I hear legends of companies who hire nothing but programmers in their test departments, and rely almost entirely on code-based tests in their software development methodologies. I’ve never seen such a shop in person. Out here in the Midwest, most testing involves humans directly exercising user interfaces.
Eric Jacobson recently wondered aloud on his blog whether testers are simply too busy finding bugs through the UI to move into more technical or programmatic testing. My typical experience has been that Development doesn’t deliver software to QA that is solid enough that testers didn’t have to spend the bulk of their time making sure the UI and the immediate interface with the database are working.
For years my schtick was to join a company when it is transitioning from small to mid-sized, when it was feeling crushed by quality problems caused by mounting technical and defect debt. They had focused on getting to market fast but had grown a tangled mess of code. My response was always to grow the QA team, primarily by hiring automation engineers to build out large automated regression suites.
After doing that at a couple companies, I lost interest in the strategy. It was expensive, it took too much time, and it never moved the quality needle enough. It just seems absurd to me now to prop up years of thin development practices with more post-development testing, especially given that automated tests in QA generally work through the UI and are therefore brittle and slow.
It’s like when my home’s crawl space used to flood after each heavy rain. A company that specialized in drying out crawl spaces recommended $6,000 in a French drain, multiple sump pumps, and encapsulation to move the water out and keep the moisture from seeping up into the house. But a buddy of mine who builds houses said, “You’ve got a negative grade around your foundation. Buy $300 in topsoil and a couple cases of beer. Invite all your friends over and issue them shovels. Fix the grading and you’ll keep the water from getting in.” I went with the topsoil and the friends. I also put in one sump pump, just in case. It runs pretty much only when the rain is torrential.
In case my admittedly imperfect metaphor isn’t obvious, the graded topsoil is the unit testing, and the sump pump is the lightweight QA automation solution. Let’s try preventing the bugs from getting in as much as we can, shall we? But let’s still check for the odd and extreme cases that are bound to get by.

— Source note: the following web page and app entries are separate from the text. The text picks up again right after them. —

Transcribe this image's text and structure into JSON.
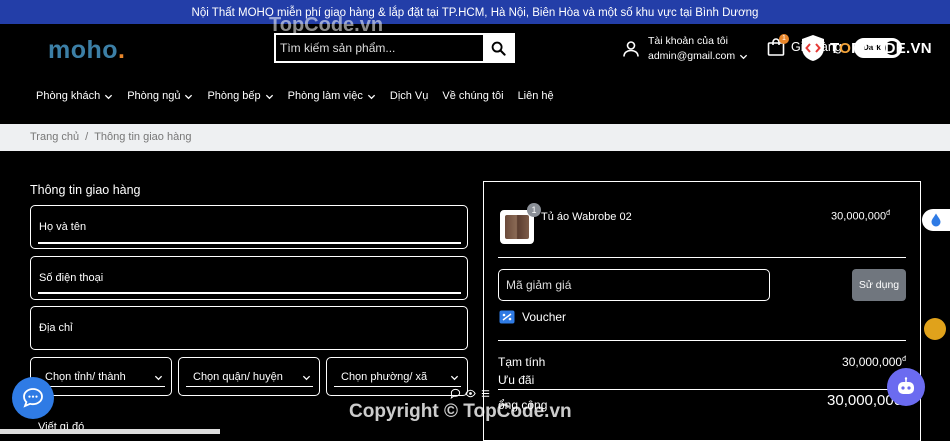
{
  "topbar": {
    "announcement": "Nội Thất MOHO miễn phí giao hàng & lắp đặt tại TP.HCM, Hà Nội, Biên Hòa và một số khu vực tại Bình Dương"
  },
  "header": {
    "logo": {
      "text": "moho",
      "dot": "."
    },
    "search": {
      "placeholder": "Tìm kiếm sản phẩm...",
      "value": "",
      "icon": "search-icon"
    },
    "account": {
      "label": "Tài khoản của tôi",
      "email": "admin@gmail.com",
      "icon": "user-icon"
    },
    "cart": {
      "label": "Giỏ hàng",
      "count": "1",
      "icon": "shopping-bag-icon"
    },
    "theme_toggle": {
      "label": "Dark"
    },
    "topcode_badge": {
      "prefix": "T",
      "highlight": "O",
      "suffix": "PCODE.VN"
    }
  },
  "nav": {
    "items": [
      {
        "label": "Phòng khách",
        "has_dropdown": true
      },
      {
        "label": "Phòng ngủ",
        "has_dropdown": true
      },
      {
        "label": "Phòng bếp",
        "has_dropdown": true
      },
      {
        "label": "Phòng làm việc",
        "has_dropdown": true
      },
      {
        "label": "Dịch Vụ",
        "has_dropdown": false
      },
      {
        "label": "Về chúng tôi",
        "has_dropdown": false
      },
      {
        "label": "Liên hệ",
        "has_dropdown": false
      }
    ]
  },
  "breadcrumb": {
    "home": "Trang chủ",
    "separator": "/",
    "current": "Thông tin giao hàng"
  },
  "shipping_form": {
    "title": "Thông tin giao hàng",
    "fields": {
      "name": "Họ và tên",
      "phone": "Số điện thoại",
      "address": "Địa chỉ",
      "note": "Viết gì đó"
    },
    "selects": {
      "province": "Chọn tỉnh/ thành",
      "district": "Chọn quận/ huyện",
      "ward": "Chọn phường/ xã"
    }
  },
  "order_summary": {
    "product": {
      "name": "Tủ áo Wabrobe 02",
      "price": "30,000,000",
      "currency": "đ",
      "quantity": "1"
    },
    "coupon": {
      "placeholder": "Mã giảm giá",
      "apply_label": "Sử dụng"
    },
    "voucher": {
      "label": "Voucher",
      "icon": "voucher-icon"
    },
    "subtotal": {
      "label": "Tạm tính",
      "value": "30,000,000",
      "currency": "đ"
    },
    "discount": {
      "label": "Ưu đãi",
      "value": "-"
    },
    "total": {
      "label": "ổng cộng",
      "value": "30,000,000",
      "currency": "đ"
    }
  },
  "overlays": {
    "watermark": "TopCode.vn",
    "copyright": "Copyright © TopCode.vn"
  },
  "colors": {
    "topbar": "#233ea8",
    "logo": "#3c7fa6",
    "accent": "#e8862a",
    "chat": "#2f7be5",
    "apply_button": "#70767e"
  }
}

This is the hierarchy of testing similar to the one Mike Kelly recommends in this blog post. (He’s building on the work of Brian Marick, by the way, who gives a framework for testing in this blog post.) Mike recommends building on the order of thousands of automated unit and component tests, hundreds of automated business-logic tests, and tens of UI-level automated tests. The unit tests run fast and frequently. The inherently slow UI automated tests run far less often.
That’s what I resolved to try after I lost my will to build huge automated regression suites in QA. I deliberately took a QA leadership role with a company transitioning out of its startup phase. The product wasn’t yet too large and too saddled with technical and defect debt; I felt like we could make up the lost ground. After some encouragement from me, the fellow who ran engineering began insisting that developers write automated unit tests for all new code. We started building each release into an environment where developers could perform rudimentary testing on it themselves with realistic data. Their goal was to make sure all the happy paths work, so that when my testers get in there they are not immediately stymied by obvious critical bugs.
Before we started to make this transition, I quietly started tracking a simple little metric. I counted the defects QA found, plus the defects created in the release that were found in production, and divided by the number of development hours in the release. The metric was a little mushy because I was working with estimated and not actual hours, and because I was having to make judgment calls about which defects in production were caused by the release and which were latent bugs. But it’s hard to ignore the order-of-magnitude improvement we got on this metric. We were tracking to about .3 defects per development hour in the couple releases before we made these changes, and within two releases we dropped to about .05-.09 defects per development hour and held steady.
This had incredible impact. Initial quality went way up in QA, meaning initial quality went way up in production. Just adding these two steps was like flipping a switch not only on many of the quality challenges we faced, but also on the amount of chaos and churn we experienced as an overall engineering team.
A side benefit was that developers seemed happier. It wasn’t that writing tests made them happy – it didn’t. They would rather have built more new stuff. But delivering better code into QA meant that they spent less time in the fix-test cycle and were interrupted by way fewer production crises. They told me that finally they could focus.
The reason why I titled this post as I did – and it’s meant to be tongue in cheek, by the way – is because my strategy means hiring more developers and fewer testers. But the benefit to testers is that they get to do far more interesting work, going deeper, thinking more creatively, and exploring more technical kinds of testing.
I can’t imagine ever moving to an all-code testing strategy. All automated testing can do is repeat series of actions. Skilled human testers can cope with complexity and adapt to change, gain and synthesize knowledge and apply it to their testing, know from experience where the product is likely to be broken, and explore the system creatively. The kinds of products I’ve always delivered and am likely to keep delivering will always need that.